▶ **Problem**
Retype the entries below word for word, leaving out every picture.

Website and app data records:

-*-

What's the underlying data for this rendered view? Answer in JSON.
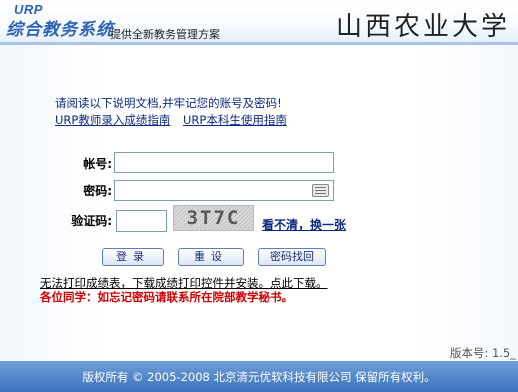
{
  "header": {
    "logo_line1": "URP",
    "logo_line2": "综合教务系统",
    "slogan": "提供全新教务管理方案",
    "university_name": "山西农业大学"
  },
  "main": {
    "notice": "请阅读以下说明文档,并牢记您的账号及密码!",
    "guide_teacher": "URP教师录入成绩指南",
    "guide_student": "URP本科生使用指南",
    "account_label": "帐号:",
    "account_value": "",
    "password_label": "密码:",
    "password_value": "",
    "captcha_label": "验证码:",
    "captcha_value": "",
    "captcha_text": "3T7C",
    "refresh_captcha": "看不清，换一张",
    "login_button": "登录",
    "reset_button": "重设",
    "retrieve_button": "密码找回",
    "print_notice": "无法打印成绩表，下载成绩打印控件并安装。点此下载。",
    "forgot_notice": "各位同学：如忘记密码请联系所在院部教学秘书。",
    "version": "版本号: 1.5_"
  },
  "footer": {
    "copyright": "版权所有 © 2005-2008 北京清元优软科技有限公司 保留所有权利。"
  },
  "colors": {
    "brand_blue": "#2f63b6",
    "link_blue": "#0d2a80",
    "warning_red": "#d10000",
    "footer_blue": "#4a7fc4"
  },
  "icons": {
    "keyboard": "keyboard-icon"
  }
}
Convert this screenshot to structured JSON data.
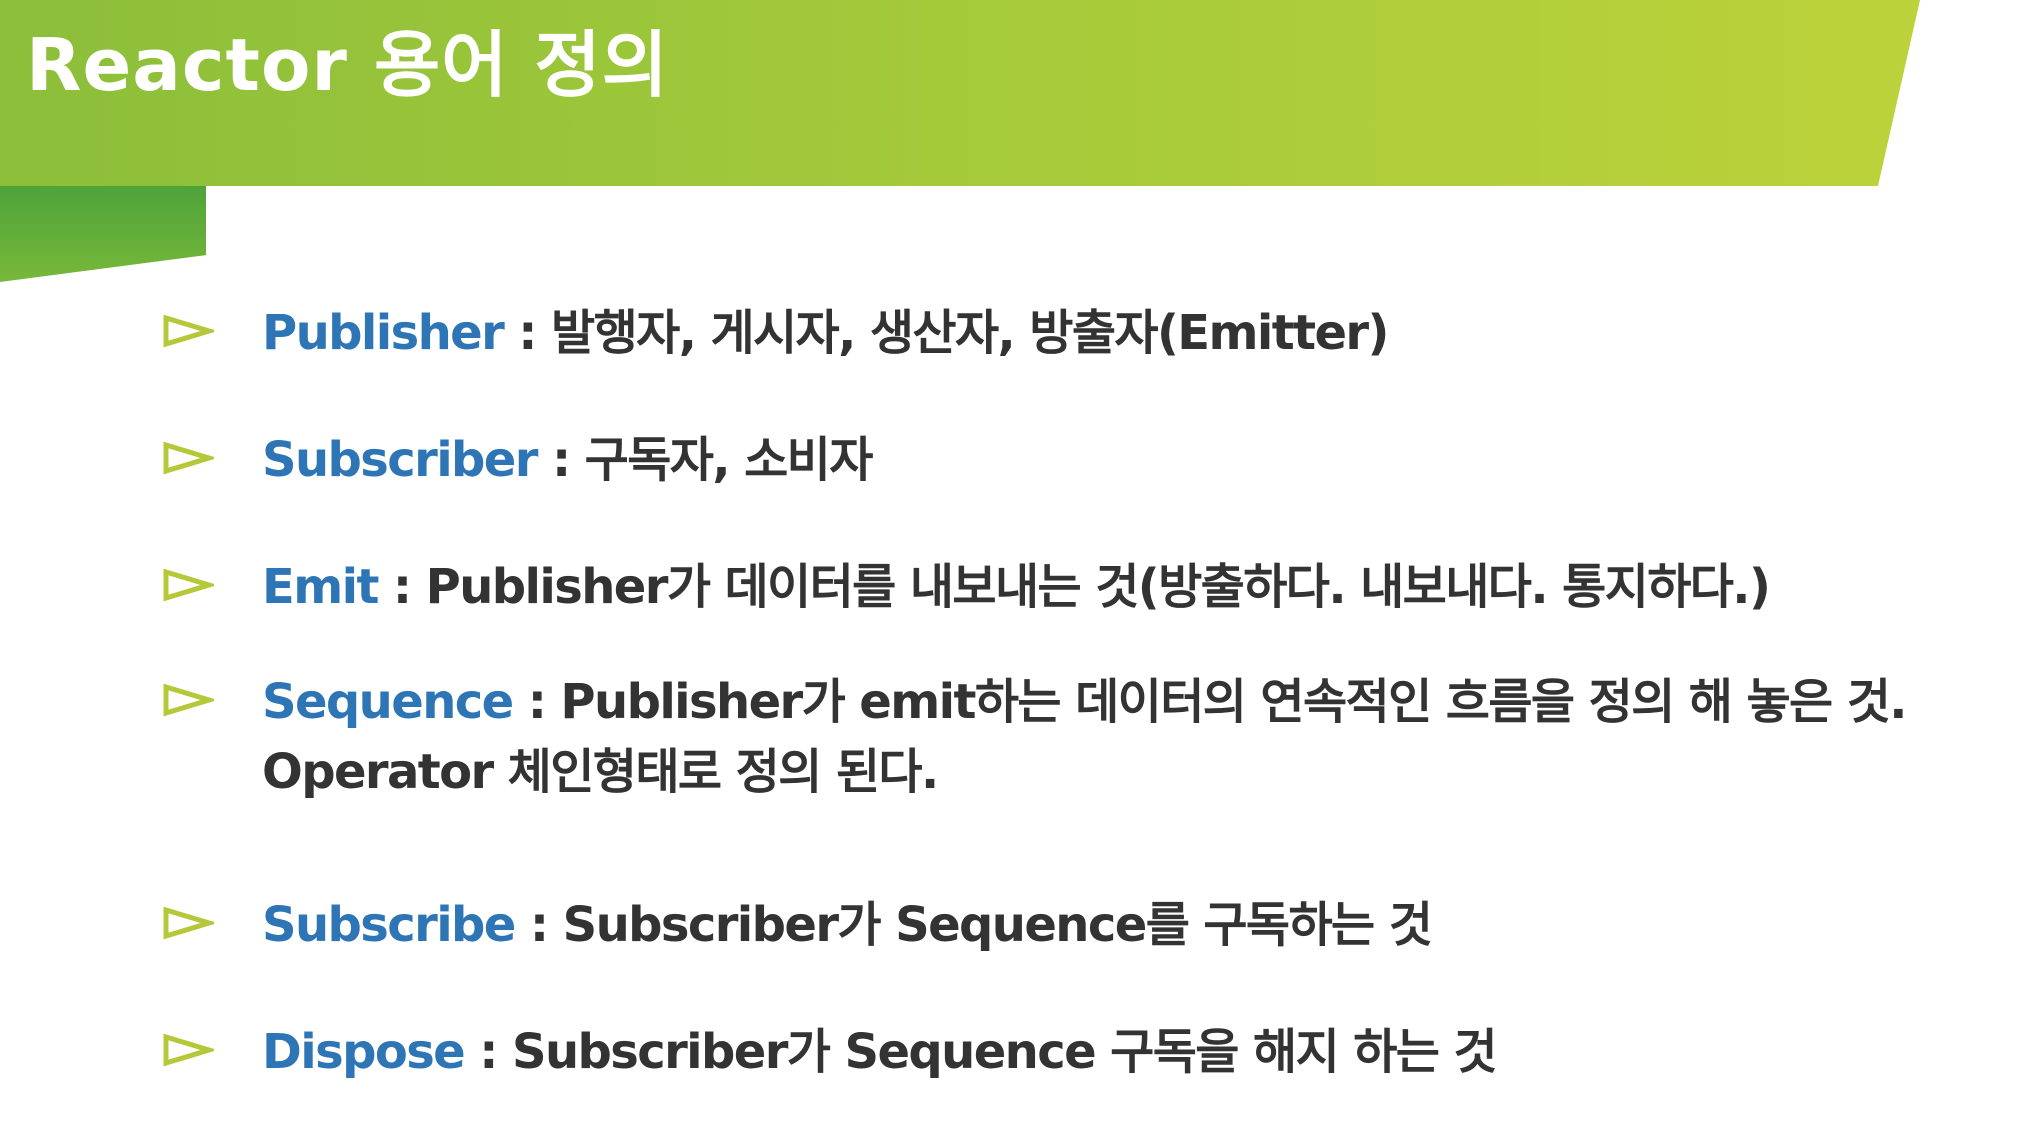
{
  "title": "Reactor 용어 정의",
  "colors": {
    "header_green": "#a2c93a",
    "header_dark_green": "#4ea33a",
    "term_blue": "#2e75b6",
    "text_dark": "#333333",
    "bullet_outline": "#b6c83a"
  },
  "bullet_icon": "triangle-outline-bullet-icon",
  "terms": [
    {
      "term": "Publisher",
      "separator": " : ",
      "definition": "발행자, 게시자, 생산자, 방출자(Emitter)"
    },
    {
      "term": "Subscriber",
      "separator": " : ",
      "definition": "구독자, 소비자"
    },
    {
      "term": "Emit",
      "separator": " : ",
      "definition": "Publisher가 데이터를 내보내는 것(방출하다. 내보내다. 통지하다.)"
    },
    {
      "term": "Sequence",
      "separator": " : ",
      "definition": "Publisher가 emit하는 데이터의 연속적인 흐름을 정의 해 놓은 것.",
      "definition_line2": "Operator 체인형태로 정의 된다."
    },
    {
      "term": "Subscribe",
      "separator": " : ",
      "definition": "Subscriber가 Sequence를 구독하는 것"
    },
    {
      "term": "Dispose",
      "separator": " : ",
      "definition": "Subscriber가 Sequence 구독을 해지 하는 것"
    }
  ]
}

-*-

▶ **Answer for the task**
What's the underlying data for this rendered view? Answer in JSON.
{
  "header": {
    "logo_line1": "URP",
    "logo_line2": "综合教务系统",
    "slogan": "提供全新教务管理方案",
    "university_name": "山西农业大学"
  },
  "main": {
    "notice": "请阅读以下说明文档,并牢记您的账号及密码!",
    "guide_teacher": "URP教师录入成绩指南",
    "guide_student": "URP本科生使用指南",
    "account_label": "帐号:",
    "account_value": "",
    "password_label": "密码:",
    "password_value": "",
    "captcha_label": "验证码:",
    "captcha_value": "",
    "captcha_text": "3T7C",
    "refresh_captcha": "看不清，换一张",
    "login_button": "登录",
    "reset_button": "重设",
    "retrieve_button": "密码找回",
    "print_notice": "无法打印成绩表，下载成绩打印控件并安装。点此下载。",
    "forgot_notice": "各位同学：如忘记密码请联系所在院部教学秘书。",
    "version": "版本号: 1.5_"
  },
  "footer": {
    "copyright": "版权所有 © 2005-2008 北京清元优软科技有限公司 保留所有权利。"
  },
  "colors": {
    "brand_blue": "#2f63b6",
    "link_blue": "#0d2a80",
    "warning_red": "#d10000",
    "footer_blue": "#4a7fc4"
  },
  "icons": {
    "keyboard": "keyboard-icon"
  }
}
Convert this screenshot to structured JSON data.
{
  "title": "Reactor 용어 정의",
  "colors": {
    "header_green": "#a2c93a",
    "header_dark_green": "#4ea33a",
    "term_blue": "#2e75b6",
    "text_dark": "#333333",
    "bullet_outline": "#b6c83a"
  },
  "bullet_icon": "triangle-outline-bullet-icon",
  "terms": [
    {
      "term": "Publisher",
      "separator": " : ",
      "definition": "발행자, 게시자, 생산자, 방출자(Emitter)"
    },
    {
      "term": "Subscriber",
      "separator": " : ",
      "definition": "구독자, 소비자"
    },
    {
      "term": "Emit",
      "separator": " : ",
      "definition": "Publisher가 데이터를 내보내는 것(방출하다. 내보내다. 통지하다.)"
    },
    {
      "term": "Sequence",
      "separator": " : ",
      "definition": "Publisher가 emit하는 데이터의 연속적인 흐름을 정의 해 놓은 것.",
      "definition_line2": "Operator 체인형태로 정의 된다."
    },
    {
      "term": "Subscribe",
      "separator": " : ",
      "definition": "Subscriber가 Sequence를 구독하는 것"
    },
    {
      "term": "Dispose",
      "separator": " : ",
      "definition": "Subscriber가 Sequence 구독을 해지 하는 것"
    }
  ]
}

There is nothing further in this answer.